“Beware of little expenses. A small leak will sink a great ship.” –Benjamin Franklin
More than 200 years ago, this great statesman, inventor, and philosopher was well aware of the power of saving. He knew that without attending to spending and expenses, saving won’t happen.
Live for today or save for tomorrow?
I have a friend named Judy (not her real name) who truly lives for today because the future is unknown. She thinks, “I may get hit by a bus, or get struck with a disease so why should I focus on saving?” But Judy isn’t stupid, she realizes there is some fallacy in this thinking as there is also a chance that she may live to a ripe old age. So, Judy struggles with the question, “how do I reconcile these competing beliefs”? She confides, “I don’t want to live my life totally focused on the future, and miss out on the fun of today. But I also don’t want to live only in the present and have no money saved if I live a long life.” Consequently, Judy has some really great stuff, a huge house, lots of beautiful furniture, but not much in the bank.
Now that she has all this stuff, the initial newness and excitement of her purchases has worn off!
Judy is also beginning to worry about the future a bit. This is a real philosophical question and a difficult one at that. “Live in the Moment,” is a wonderful tactic for enjoying the present.
But, how does one reconcile the practicality of living in the moment with the fact that we all need some money for future emergencies and spending?
For Judy and the rest of us grappling with this issue, how do you figure out how much to save? I confess that I have been struggling with this issue for many many years. It was very confronting to me last year when my husband and I went to a Monte Carlo night fund raiser. In exchange for our entrance fee we were given $10,000 worth of pretend money to gamble with all night. I was so terrified of running out of money that I only made very small bets. Consequently, I didn’t win too much………… although I didn’t lose too much either, and at the end of the night I had preserved a lot of pretend money. But the down side of my conservatism was that I FELT VERY ANXIOUS AND WORRIED ABOUT RUNNING OUT OF MONEY pretend gambling chips.
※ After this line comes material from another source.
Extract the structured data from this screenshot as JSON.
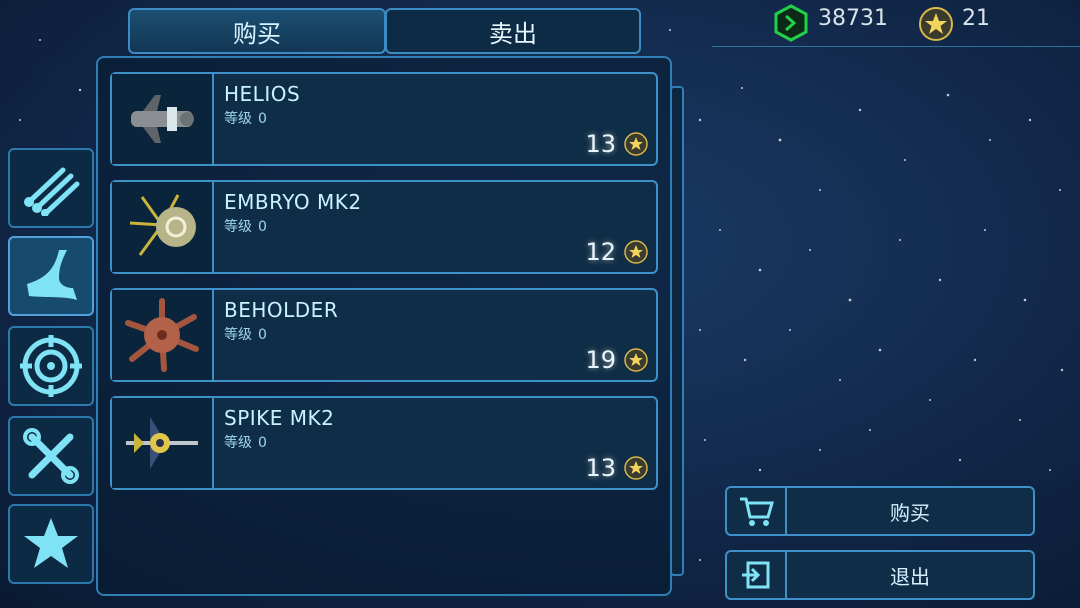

So why am I telling you this? Because at one point my husband admonished me, “Why don’t you stop worrying about running out of chips and have some fun? You know this isn’t real money!” For me, that was a wake up call, I was sacrificing the enjoyment of pretend gambling due to a fear that I would run out of PLAY money. I certainly would have been better off and had more fun if I had made some bigger bets and let go of my fear of “running out of pretend money.” Obviously, I couldn’t spend the pretend money I had at the end of the event as it was WORTHLESS! I had gone to the extreme at a party and even at this fun event; I missed the opportunity to live in the moment.
In sum, there is a fine balance between overspending and spending an appropriate amount to allow for today and tomorrow.
Your personal challenge is to find the best balance between spending now and saving for the future. Start simple and try saving 10% of your income. You can’t go wrong with saving 10%! And if you find it’s too much or too little, you can always adjust in the future.
Do not despair if you can’t save 10%; save as much as you can now, even if it’s just 2% of your income! In fact, it’s better to save something NOW, no matter how small an amount rather than give up and save nothing.
If you want to get a bit more specific, there are lots of calculators to help figure out how much to save for certain situations; down payment on a home, retirement, college etc. My favorite site for savings calculators is here at bankrate.com.
Assume that the world will go on…….. and not end tomorrow. Of course, fun and enjoyment are important and you need cash for the present, but to have a satisfying life, keep some cash stored away for future expenses. Don’t stress out about being really technical and calculating!
Start a saving HABIT! The amount of money is less important than beginning the habit.
- Get a notebook and label it: “(your name) Personal Finance” and keep it by the computer. Use it to keep all of your personal finance goals, thoughts, activities, and plans.
- Tomorrow visit your personnel office at work and your bank. Follow their instructions to set up an automatic payroll transfer from your paycheck to your savings account.
- If you can’t transfer cash directly from your paycheck, then set up a regular automatic transfer from your checking to your savings account.
Today’s guest post was from Barbara Friedberg. Get more saving and goal setting motivation and information from her blog; a good post to get started on is “How to Get what you Want Out of Life and Have the Cash to Pay for it“.